- Empower users to act in their own privacy and security interests.
The Internet Society is a global nonprofit dedicated to ensuring an open, globally connected, trustworthy, and secure Internet for everyone. The Internet Society is the world’s trusted independent source of leadership for Internet policy, technology standards, and future development. Based on its principled vision and substantial technological foundation, the Internet Society works with its members and chapters around the world to promote the continued evolution and growth of the open Internet through dialog among companies, governments, and other organizations around the world.
Organization & History
Faced with increasing levels of spam and deceptive email, in early 2004, a group of business, industry and marketing leaders led by Epsilon Interactive, Email Senders and Provider Coalition (ESPC), The Direct Marketing Association, Microsoft, Symantec and Sendmail began meeting to pursue solutions to authenticate email and improve user confidence. Following the FTC Authentication Summit in October 2004, a decision was made to take decisive action to advance authenticated email, and in July 2005, the first Email Authentication Summit was hosted in New York City. Underwritten by over three dozen industry and business leaders, this premier event was sold out with over 450 attendees. Responding to industry and governmental input, the alliance moved forward developing tools and resources, hosting the second Authentication & Reputation Summit in Chicago in April 2006. Once again the Summit was a sell-out with over 500 attendees, followed with the successful two-day Summit in Boston in April 2007, expanding the scope to online trust and confidence.

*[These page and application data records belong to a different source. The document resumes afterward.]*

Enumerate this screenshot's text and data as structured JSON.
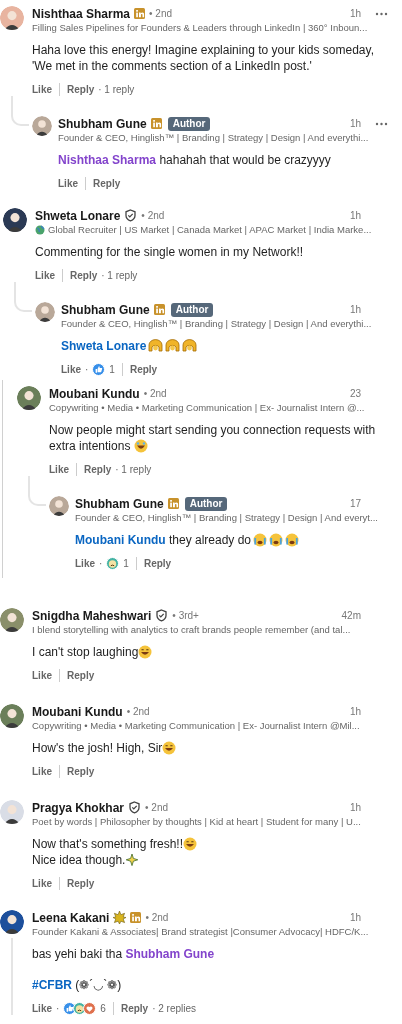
{
  "threads": [
    {
      "comment": {
        "name": "Nishthaa Sharma",
        "badges": [
          {
            "kind": "premium"
          }
        ],
        "degree": "• 2nd",
        "headline": "Filling Sales Pipelines for Founders & Leaders through LinkedIn | 360° Inboun...",
        "time": "1h",
        "more": true,
        "body": [
          {
            "segments": [
              {
                "kind": "text",
                "text": "Haha love this energy! Imagine explaining to your kids someday, 'We met in the comments section of a LinkedIn post.'"
              }
            ]
          }
        ],
        "like": "Like",
        "reply": "Reply",
        "reply_count": "· 1 reply"
      },
      "replies": [
        {
          "name": "Shubham Gune",
          "badges": [
            {
              "kind": "premium"
            }
          ],
          "tag": "Author",
          "headline": "Founder & CEO, Hinglish™ | Branding | Strategy | Design | And everythi...",
          "time": "1h",
          "more": true,
          "body": [
            {
              "segments": [
                {
                  "kind": "mention",
                  "text": "Nishthaa Sharma",
                  "visited": true
                },
                {
                  "kind": "text",
                  "text": " hahahah that would be crazyyyy"
                }
              ]
            }
          ],
          "like": "Like",
          "reply": "Reply"
        }
      ]
    },
    {
      "comment": {
        "name": "Shweta Lonare",
        "badges": [
          {
            "kind": "verified"
          }
        ],
        "degree": "• 2nd",
        "headline": "Global Recruiter | US Market | Canada Market | APAC Market | India Marke...",
        "globe": true,
        "time": "1h",
        "more": false,
        "body": [
          {
            "segments": [
              {
                "kind": "text",
                "text": "Commenting for the single women in my Network!!"
              }
            ]
          }
        ],
        "like": "Like",
        "reply": "Reply",
        "reply_count": "· 1 reply"
      },
      "replies": [
        {
          "name": "Shubham Gune",
          "badges": [
            {
              "kind": "premium"
            }
          ],
          "tag": "Author",
          "headline": "Founder & CEO, Hinglish™ | Branding | Strategy | Design | And everythi...",
          "time": "1h",
          "more": false,
          "body": [
            {
              "segments": [
                {
                  "kind": "mention",
                  "text": "Shweta Lonare",
                  "visited": false
                },
                {
                  "kind": "hands"
                },
                {
                  "kind": "hands"
                },
                {
                  "kind": "hands"
                }
              ]
            }
          ],
          "like": "Like",
          "reactions": {
            "separator": "·",
            "icons": [
              {
                "kind": "like"
              }
            ],
            "count": "1"
          },
          "reply": "Reply"
        }
      ]
    },
    {
      "comment": {
        "name": "Moubani Kundu",
        "degree": "• 2nd",
        "headline": "Copywriting • Media • Marketing Communication | Ex- Journalist Intern @...",
        "time": "23",
        "more": false,
        "body": [
          {
            "segments": [
              {
                "kind": "text",
                "text": "Now people might start sending you connection requests with extra intentions"
              },
              {
                "kind": "laugh"
              }
            ]
          }
        ],
        "like": "Like",
        "reply": "Reply",
        "reply_count": "· 1 reply"
      },
      "replies": [
        {
          "name": "Shubham Gune",
          "badges": [
            {
              "kind": "premium"
            }
          ],
          "tag": "Author",
          "headline": "Founder & CEO, Hinglish™ | Branding | Strategy | Design | And everyt...",
          "time": "17",
          "more": false,
          "body": [
            {
              "segments": [
                {
                  "kind": "mention",
                  "text": "Moubani Kundu",
                  "visited": false
                },
                {
                  "kind": "text",
                  "text": " they already do"
                },
                {
                  "kind": "cry"
                },
                {
                  "kind": "cry"
                },
                {
                  "kind": "cry"
                }
              ]
            }
          ],
          "like": "Like",
          "reactions": {
            "separator": "·",
            "icons": [
              {
                "kind": "sad"
              }
            ],
            "count": "1"
          },
          "reply": "Reply"
        }
      ]
    },
    {
      "comment": {
        "name": "Snigdha Maheshwari",
        "badges": [
          {
            "kind": "verified"
          }
        ],
        "degree": "• 3rd+",
        "headline": "I blend storytelling with analytics to craft brands people remember (and tal...",
        "time": "42m",
        "more": false,
        "body": [
          {
            "segments": [
              {
                "kind": "text",
                "text": "I can't stop laughing"
              },
              {
                "kind": "grin"
              }
            ]
          }
        ],
        "like": "Like",
        "reply": "Reply"
      }
    },
    {
      "comment": {
        "name": "Moubani Kundu",
        "degree": "• 2nd",
        "headline": "Copywriting • Media • Marketing Communication | Ex- Journalist Intern @Mil...",
        "time": "1h",
        "more": false,
        "body": [
          {
            "segments": [
              {
                "kind": "text",
                "text": "How's the josh! High, Sir"
              },
              {
                "kind": "grin"
              }
            ]
          }
        ],
        "like": "Like",
        "reply": "Reply"
      }
    },
    {
      "comment": {
        "name": "Pragya Khokhar",
        "badges": [
          {
            "kind": "verified"
          }
        ],
        "degree": "• 2nd",
        "headline": "Poet by words | Philosopher by thoughts | Kid at heart | Student for many | U...",
        "time": "1h",
        "more": false,
        "body": [
          {
            "segments": [
              {
                "kind": "text",
                "text": "Now that's something fresh!!"
              },
              {
                "kind": "grin"
              }
            ]
          },
          {
            "segments": [
              {
                "kind": "text",
                "text": "Nice idea though."
              },
              {
                "kind": "sparkle"
              }
            ]
          }
        ],
        "like": "Like",
        "reply": "Reply"
      }
    },
    {
      "comment": {
        "name": "Leena Kakani",
        "badges": [
          {
            "kind": "star"
          },
          {
            "kind": "premium"
          }
        ],
        "degree": "• 2nd",
        "headline": "Founder Kakani & Associates| Brand strategist |Consumer Advocacy| HDFC/K...",
        "time": "1h",
        "more": false,
        "body": [
          {
            "segments": [
              {
                "kind": "text",
                "text": "bas yehi baki tha "
              },
              {
                "kind": "mention",
                "text": "Shubham Gune",
                "visited": true
              }
            ]
          },
          {
            "gap_before": true,
            "segments": [
              {
                "kind": "hashtag",
                "text": "#CFBR"
              },
              {
                "kind": "text",
                "text": " (❁´◡`❁)"
              }
            ]
          }
        ],
        "like": "Like",
        "reactions": {
          "separator": "·",
          "icons": [
            {
              "kind": "like"
            },
            {
              "kind": "sad"
            },
            {
              "kind": "love"
            }
          ],
          "count": "6"
        },
        "reply": "Reply",
        "reply_count": "· 2 replies"
      }
    }
  ]
}
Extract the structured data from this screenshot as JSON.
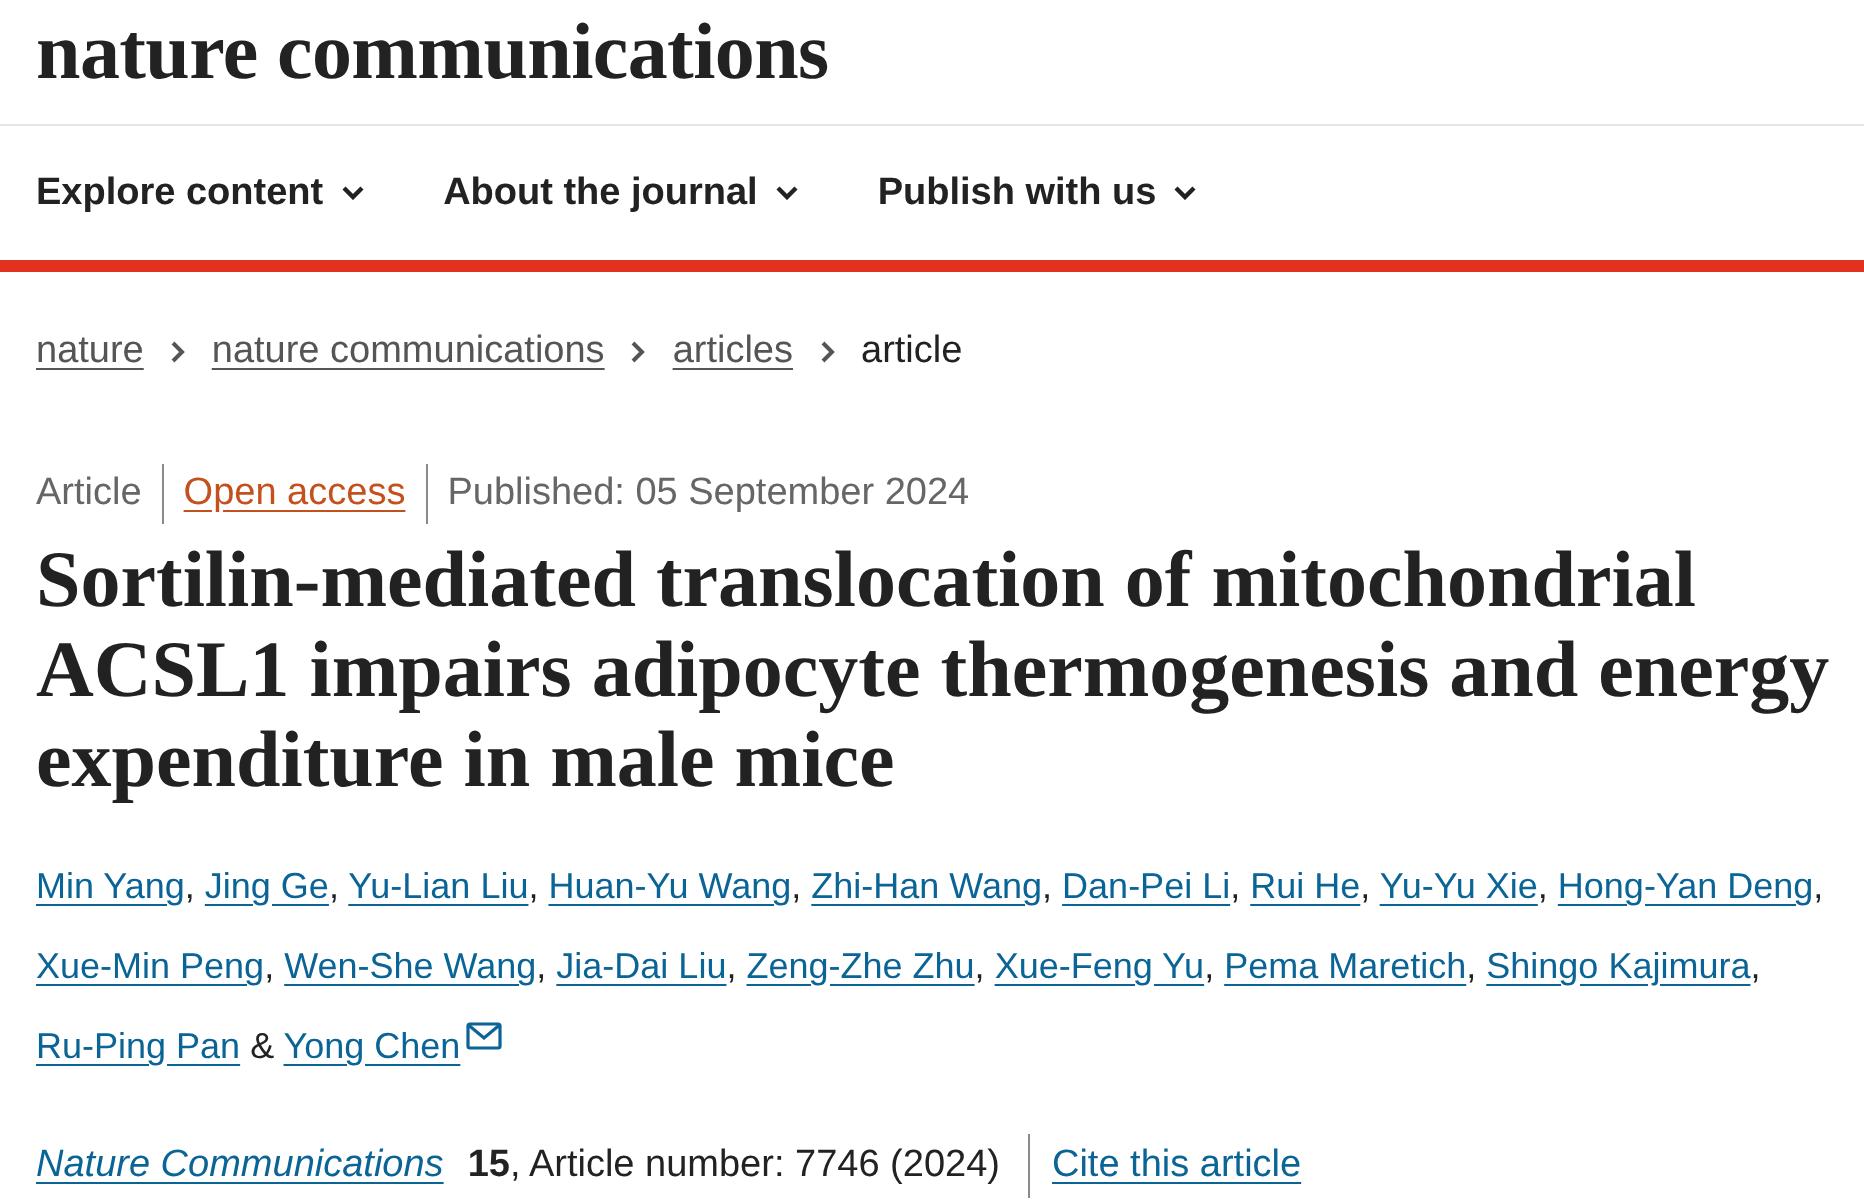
{
  "header": {
    "logo": "nature communications"
  },
  "nav": {
    "items": [
      {
        "label": "Explore content"
      },
      {
        "label": "About the journal"
      },
      {
        "label": "Publish with us"
      }
    ]
  },
  "breadcrumbs": [
    {
      "label": "nature",
      "kind": "link"
    },
    {
      "label": "nature communications",
      "kind": "link"
    },
    {
      "label": "articles",
      "kind": "link"
    },
    {
      "label": "article",
      "kind": "current"
    }
  ],
  "article_info": [
    {
      "text": "Article",
      "kind": "type"
    },
    {
      "text": "Open access",
      "kind": "access"
    },
    {
      "text": "Published: 05 September 2024",
      "kind": "date"
    }
  ],
  "title": "Sortilin-mediated translocation of mitochondrial ACSL1 impairs adipocyte thermogenesis and energy expenditure in male mice",
  "authors": [
    {
      "name": "Min Yang",
      "separator": ", ",
      "email": false
    },
    {
      "name": "Jing Ge",
      "separator": ", ",
      "email": false
    },
    {
      "name": "Yu-Lian Liu",
      "separator": ", ",
      "email": false
    },
    {
      "name": "Huan-Yu Wang",
      "separator": ", ",
      "email": false
    },
    {
      "name": "Zhi-Han Wang",
      "separator": ", ",
      "email": false
    },
    {
      "name": "Dan-Pei Li",
      "separator": ", ",
      "email": false
    },
    {
      "name": "Rui He",
      "separator": ", ",
      "email": false
    },
    {
      "name": "Yu-Yu Xie",
      "separator": ", ",
      "email": false
    },
    {
      "name": "Hong-Yan Deng",
      "separator": ", ",
      "email": false
    },
    {
      "name": "Xue-Min Peng",
      "separator": ", ",
      "email": false
    },
    {
      "name": "Wen-She Wang",
      "separator": ", ",
      "email": false
    },
    {
      "name": "Jia-Dai Liu",
      "separator": ", ",
      "email": false
    },
    {
      "name": "Zeng-Zhe Zhu",
      "separator": ", ",
      "email": false
    },
    {
      "name": "Xue-Feng Yu",
      "separator": ", ",
      "email": false
    },
    {
      "name": "Pema Maretich",
      "separator": ", ",
      "email": false
    },
    {
      "name": "Shingo Kajimura",
      "separator": ", ",
      "email": false
    },
    {
      "name": "Ru-Ping Pan",
      "separator": " & ",
      "email": false
    },
    {
      "name": "Yong Chen",
      "email": true
    }
  ],
  "citation": {
    "journal": "Nature Communications",
    "details": "**15**, Article number: 7746 (2024)",
    "cite_link": "Cite this article"
  }
}
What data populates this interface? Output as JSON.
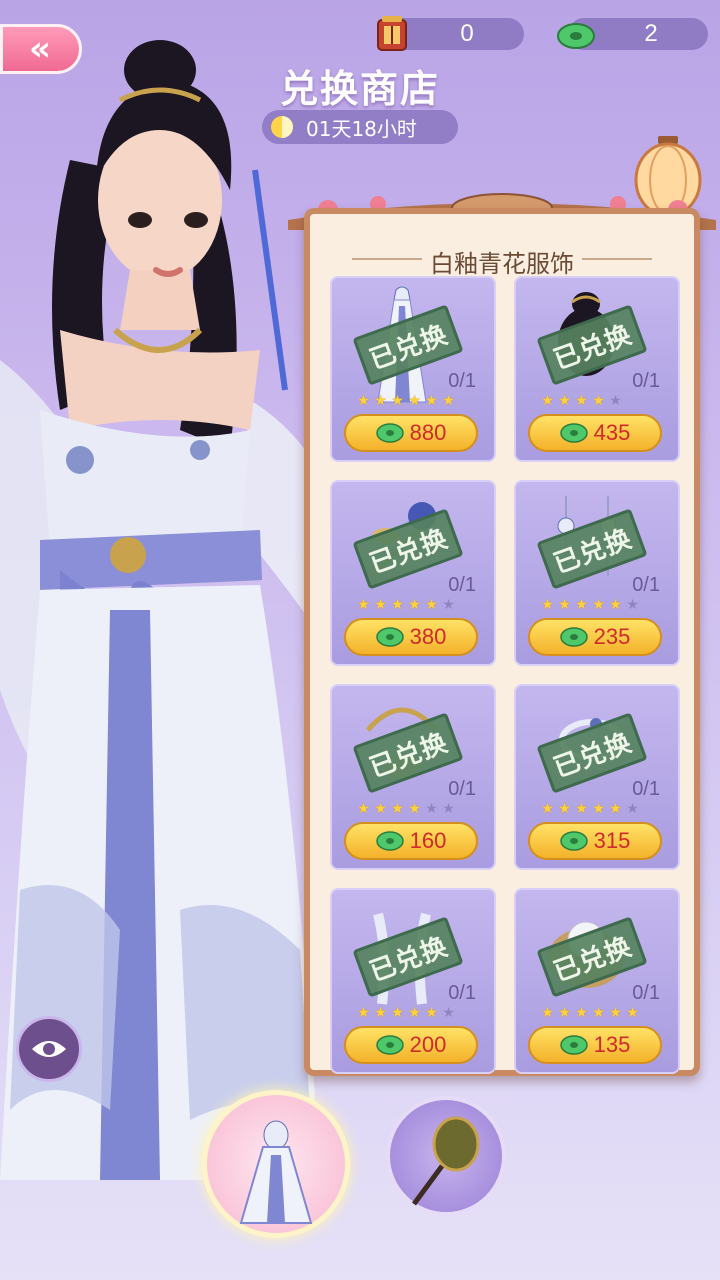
{
  "header": {
    "back_label": "«",
    "title": "兑换商店",
    "timer": "01天18小时"
  },
  "currencies": [
    {
      "icon": "lantern-token-icon",
      "value": "0"
    },
    {
      "icon": "jade-icon",
      "value": "2"
    }
  ],
  "shop": {
    "section_title": "白釉青花服饰",
    "items": [
      {
        "name": "dress",
        "stamp": "已兑换",
        "count": "0/1",
        "stars": 6,
        "max_stars": 6,
        "price": "880"
      },
      {
        "name": "hairstyle",
        "stamp": "已兑换",
        "count": "0/1",
        "stars": 4,
        "max_stars": 5,
        "price": "435"
      },
      {
        "name": "hair-ornament",
        "stamp": "已兑换",
        "count": "0/1",
        "stars": 5,
        "max_stars": 6,
        "price": "380"
      },
      {
        "name": "earrings",
        "stamp": "已兑换",
        "count": "0/1",
        "stars": 5,
        "max_stars": 6,
        "price": "235"
      },
      {
        "name": "necklace",
        "stamp": "已兑换",
        "count": "0/1",
        "stars": 4,
        "max_stars": 6,
        "price": "160"
      },
      {
        "name": "bracelet",
        "stamp": "已兑换",
        "count": "0/1",
        "stars": 5,
        "max_stars": 6,
        "price": "315"
      },
      {
        "name": "sleeves",
        "stamp": "已兑换",
        "count": "0/1",
        "stars": 5,
        "max_stars": 6,
        "price": "200"
      },
      {
        "name": "pearl-ornament",
        "stamp": "已兑换",
        "count": "0/1",
        "stars": 6,
        "max_stars": 6,
        "price": "135"
      }
    ]
  },
  "colors": {
    "stamp_green": "#56825f",
    "price_red": "#cf2b2b",
    "panel_border": "#c98a63"
  }
}
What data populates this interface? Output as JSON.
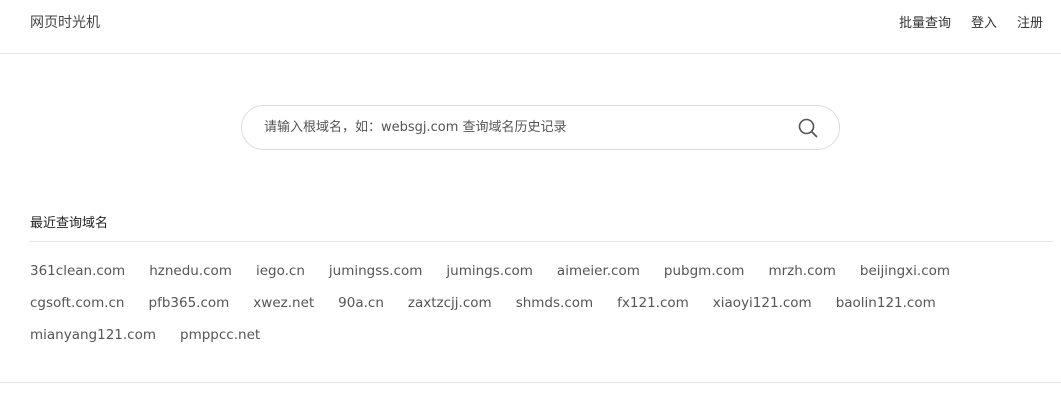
{
  "header": {
    "brand": "网页时光机",
    "nav": [
      "批量查询",
      "登入",
      "注册"
    ]
  },
  "search": {
    "value": "",
    "placeholder": "请输入根域名，如：websgj.com 查询域名历史记录",
    "icon": "search-icon"
  },
  "recent": {
    "title": "最近查询域名",
    "domains": [
      "361clean.com",
      "hznedu.com",
      "iego.cn",
      "jumingss.com",
      "jumings.com",
      "aimeier.com",
      "pubgm.com",
      "mrzh.com",
      "beijingxi.com",
      "cgsoft.com.cn",
      "pfb365.com",
      "xwez.net",
      "90a.cn",
      "zaxtzcjj.com",
      "shmds.com",
      "fx121.com",
      "xiaoyi121.com",
      "baolin121.com",
      "mianyang121.com",
      "pmppcc.net"
    ]
  }
}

In September 2007, the Authentication and Online Trust Alliance (AOTA) was recognized by the IRS as a 501c6 trade organization and became a Washington State approved nonprofit organization. In June 2008, AOTA hosted our 4th Summit in Seattle Washington and added an email academy to improve professional competencies. In March 2009, the Board of Directors and Steering Committee voted to change the name to the Online Trust Alliance, (OTA), representing a broader global view of the issues impacting consumer trust and online brand reputation, including privacy, identity theft and internet governance.
Reflecting OTA's activities, mission statement, and long-term commitment to education and activities for the betterment of all internet, on August 20, 2012, the OTA Board of Directors unanimously approved the application to the IRS for 501c3 non-profit status. In December 2013, the IRS approved OTA's application retroactive to September 12, 2012.
Effective October 2017, the Online Trust Alliance is an initiative within the Internet Society. OTA as a freestanding and independent organization was formally dissolved, with the majority of assets transferring to ISOC.